ALBANY — Gov. Andrew M. Cuomo has resisted calls to grant early release to state prison inmates to reduce fatalities caused by the COVID-19 pandemic, despite reports of 139 inmates and nearly 600 correction employees testing positive — and four deaths.
But actions by two neighboring states might pressure New York to change course, activists say.
Pennsylvania and New Jersey became the latest states to announce they will release prison inmates who have health issues, committed nonviolent crimes and are near their release date anyway, to stop the spread of the virus. In some cases, inmates will be offered a temporary reprieve -- house arrest or parole — with the possibility of returning to prison once a state’s COVID-19 emergency declaration ends.
Activists in New York are urging Cuomo to do the same.
“We think the only way to manage COVID-19 in prison is to let people out,” said Stefen Short, who works on prisoners’ rights with the Legal Aid Society, which represents indigent clients. The group sent a list to Cuomo of 105 prisoners it says are medically vulnerable or who just have months left to serve and should be released.
Meanwhile, prison guards say they are concerned about exposure. They note prisons are not in “lock down,” mode, which severely restricts movements, but a sort of “lock down light” which minimizes movements and rations the number of people in an area at a time.
Twice, the union representing New York guards has written the state to ask for personal protection equipment made available for all staff, not just those working in quarantine areas.
As of Monday, 581 employees of the state Department of Corrections and Community Supervision have tested positive for the virus, the agency said — including union president Michael Powers.
One staff member and three inmates have died. One of the inmate deaths occurred at Sing Sing Correctional Facility in Westchester County. Officials haven’t disclosed details on the others.
Cuomo has released about 700 inmates from county and local jails. That came after New Jersey announced it was releasing about 1,000 local inmates.
Now, New York is still holding off on similar actions with state prisons, which hold about 43,000 inmates.
Pennsylvania Gov. Tom Wolf said his executive order would apply to about 1,800 inmates at state prisons.
“We must reduce our inmate population to be able to manage this virus,” Wolf said last week, according to Philadelphia media outlets. “Without this temporary program, we are risking the health, and potentially lives, of employees and inmates.”
New Jersey Gov. Phil Murphy said release there would be granted to “certain low-risk individuals.”
“Social distancing is extremely hard to accomplish in a prison setting,” Murphy said, according to reports. “Allowing some of our most vulnerable individuals who do not pose a public safety threat to temporarily leave prison will protect both their health and the health of those working in our correctional facilities."
Elsewhere, inmates last week rioted at a Kansas state prison where 28 have tested positive for the virus.

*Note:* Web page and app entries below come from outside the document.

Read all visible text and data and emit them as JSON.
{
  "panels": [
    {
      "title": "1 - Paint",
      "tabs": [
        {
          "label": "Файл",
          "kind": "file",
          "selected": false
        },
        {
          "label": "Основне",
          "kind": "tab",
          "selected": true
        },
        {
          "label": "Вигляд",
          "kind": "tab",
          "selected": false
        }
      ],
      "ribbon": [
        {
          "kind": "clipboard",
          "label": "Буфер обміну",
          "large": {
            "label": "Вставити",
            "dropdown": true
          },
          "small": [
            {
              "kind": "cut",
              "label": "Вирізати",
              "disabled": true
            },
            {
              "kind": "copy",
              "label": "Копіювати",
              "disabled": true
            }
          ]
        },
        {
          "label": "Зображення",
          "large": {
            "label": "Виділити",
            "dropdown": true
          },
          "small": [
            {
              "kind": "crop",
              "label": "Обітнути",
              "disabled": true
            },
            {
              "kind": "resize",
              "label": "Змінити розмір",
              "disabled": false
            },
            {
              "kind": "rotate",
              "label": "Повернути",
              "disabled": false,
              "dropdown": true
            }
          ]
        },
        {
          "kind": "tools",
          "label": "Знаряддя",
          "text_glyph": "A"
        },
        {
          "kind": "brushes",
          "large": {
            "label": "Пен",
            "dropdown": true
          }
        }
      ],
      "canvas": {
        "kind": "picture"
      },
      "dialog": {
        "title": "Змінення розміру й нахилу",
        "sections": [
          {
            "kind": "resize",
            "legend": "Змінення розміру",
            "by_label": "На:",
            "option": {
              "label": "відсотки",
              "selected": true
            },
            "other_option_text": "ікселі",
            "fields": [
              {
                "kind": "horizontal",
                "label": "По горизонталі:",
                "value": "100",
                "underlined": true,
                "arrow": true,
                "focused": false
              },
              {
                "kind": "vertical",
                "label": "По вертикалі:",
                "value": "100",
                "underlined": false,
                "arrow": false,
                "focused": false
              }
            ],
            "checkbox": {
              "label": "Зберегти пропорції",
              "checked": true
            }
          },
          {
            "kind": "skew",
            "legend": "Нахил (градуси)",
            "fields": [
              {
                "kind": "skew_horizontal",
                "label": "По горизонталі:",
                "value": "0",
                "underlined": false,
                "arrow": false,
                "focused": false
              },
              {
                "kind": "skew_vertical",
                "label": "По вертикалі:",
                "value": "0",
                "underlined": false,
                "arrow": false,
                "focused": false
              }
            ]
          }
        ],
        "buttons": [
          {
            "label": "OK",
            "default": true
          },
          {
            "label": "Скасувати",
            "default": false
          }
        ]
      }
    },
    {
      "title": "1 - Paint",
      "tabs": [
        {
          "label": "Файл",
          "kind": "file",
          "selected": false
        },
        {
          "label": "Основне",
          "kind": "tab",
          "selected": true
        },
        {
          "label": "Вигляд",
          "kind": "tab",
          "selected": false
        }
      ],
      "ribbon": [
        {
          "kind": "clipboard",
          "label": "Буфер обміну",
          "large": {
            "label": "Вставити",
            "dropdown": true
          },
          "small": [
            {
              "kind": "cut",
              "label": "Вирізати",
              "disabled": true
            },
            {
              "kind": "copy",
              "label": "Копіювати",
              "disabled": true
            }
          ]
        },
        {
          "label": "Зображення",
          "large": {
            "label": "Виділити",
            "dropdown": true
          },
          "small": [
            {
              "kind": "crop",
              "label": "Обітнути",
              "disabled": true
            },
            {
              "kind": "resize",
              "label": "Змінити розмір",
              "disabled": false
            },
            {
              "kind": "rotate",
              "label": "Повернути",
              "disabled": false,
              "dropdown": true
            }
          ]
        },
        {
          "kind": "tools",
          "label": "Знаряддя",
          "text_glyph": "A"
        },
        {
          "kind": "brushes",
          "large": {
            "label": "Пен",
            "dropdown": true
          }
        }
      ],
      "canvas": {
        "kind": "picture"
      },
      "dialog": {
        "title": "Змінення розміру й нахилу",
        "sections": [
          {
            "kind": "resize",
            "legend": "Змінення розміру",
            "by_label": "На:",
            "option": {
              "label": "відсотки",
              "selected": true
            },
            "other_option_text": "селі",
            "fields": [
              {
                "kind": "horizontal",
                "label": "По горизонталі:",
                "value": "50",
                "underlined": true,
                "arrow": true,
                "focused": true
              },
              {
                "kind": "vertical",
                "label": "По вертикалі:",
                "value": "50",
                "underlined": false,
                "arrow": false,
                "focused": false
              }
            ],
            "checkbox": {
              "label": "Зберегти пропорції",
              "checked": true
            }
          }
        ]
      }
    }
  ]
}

Cuomo, at news conferences, hasn’t indicated whether he was considering early release of state prison inmates. He has said the Corrections Department has protocols for dealing with such emergencies but hasn’t elaborated.
On its website, the agency says it previously has successfully managed infectious outbreaks, such as tuberculosis, AIDS, and hepatitis C.” It says it has a pandemic protocol specifically for COVID-19 and tailored for each prison.
The agency has halted all transfers of inmates, save for medical reasons. It also is not taking inmates from county facilities. While visitation is halted, it says it’s providing inmates with 5 stamps for letters per week and two free 30-minute phone calls during the pandemic.
Quarantined prisoners are supplied with surgical masks. The rest may use state-issued handkerchiefs. Nonessential staff are staying home.
Prisoners’ rights groups say many programs have been suspended as well as congregant religious services. While being out of the general public would reduce risk for inmates, being in such close quarters means an outbreak could occur quickly, the advocates say.
“We’re concerned DOCCS is going to be overwhelmed by this outbreak,” said Jennifer Scaife, head of the Correctional Association of New York State, a prisoners’ rights group, referring to the state agency. She worries inmates will be overlooked when it comes to protecting New Yorkers.
“Incarcerated people often fall to the back of the line for sympathy,”